Light the Pilot
With standard pilot light water heaters: Turn the gas control knob to the PILOT setting, then depress the button and hold it there. With the other hand, use a long-handled lighter to apply flame to the end of the pilot light gas tube. Watch carefully for a gas flame to appear at the end of the pilot light tube. Continue to hold down the control knob for a full minute. This allows the thermocouple to fully heat up.
With electronic ignition water heaters: Locate the red or black button that is marked IGNITION on the top or side of the gas control valve, and press it down to ignite the pilot. You should hear a clicking sound as the ignitor sparks.
Open the Gas Valve
Once the pilot light has been burning for at least a minute, release the button and turn the gas control valve knob to the ON position.
Turn the thermostat on the gas control valve to a high-temperature setting, and listen for the sound of the main burner igniting. Peer into the burner chamber to verify that the burner has a good-quality flame—it should be blue rather than a dirty orange or yellow color. (If the flame is of poor quality, it may indicate the burner needs cleaning or replacing.)
Turn the water heater's thermostat back to its normal setting.
Carefully slide the burner chamber cover back in place. Make sure it is fully seated. A misaligned or missing cover can cause drafts to blow out the pilot light.

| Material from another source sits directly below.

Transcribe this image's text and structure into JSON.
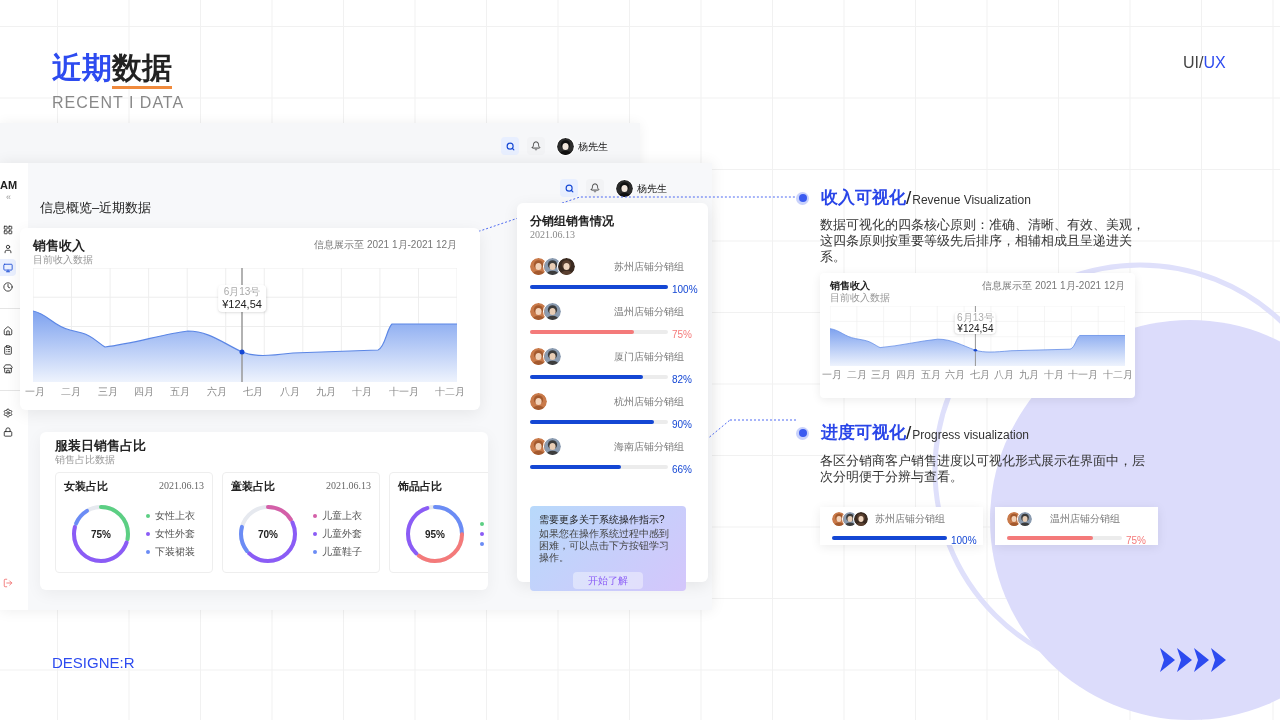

If this relighting routine does not fix the problem, or if the pilot light does not stay lit, then the solution may be more complicated. The first thing to try is replacing the thermocouple or heat sensor. This is by far the most common cause of the problem, and in most cases, it will remedy the situation.
When to Call a Pro
If simple relighting or replacing the thermocouple or flame sensor does not restore the water heater to good operation, then the problem is more serious and probably requires service from a plumber or appliance technician. Possible causes include a bad gas control valve, or a cracked or damaged burner. But before spending a lot of money on repairs, consider the likely lifespan of the water heater. Water heaters typically wear out after 8 to 12 years, and if yours is approaching or exceeding that age, the better choice may be to replace it rather than to invest in repairs.
Electric Water Heater?
Water heaters that heat with electricity rather than gas can also suddenly stop producing hot water. When this happens, likely causes include a heating element that needs replacing, or a faulty thermostat that needs replacing. Both of these repairs can be done by DIYers with some experience with appliance repair.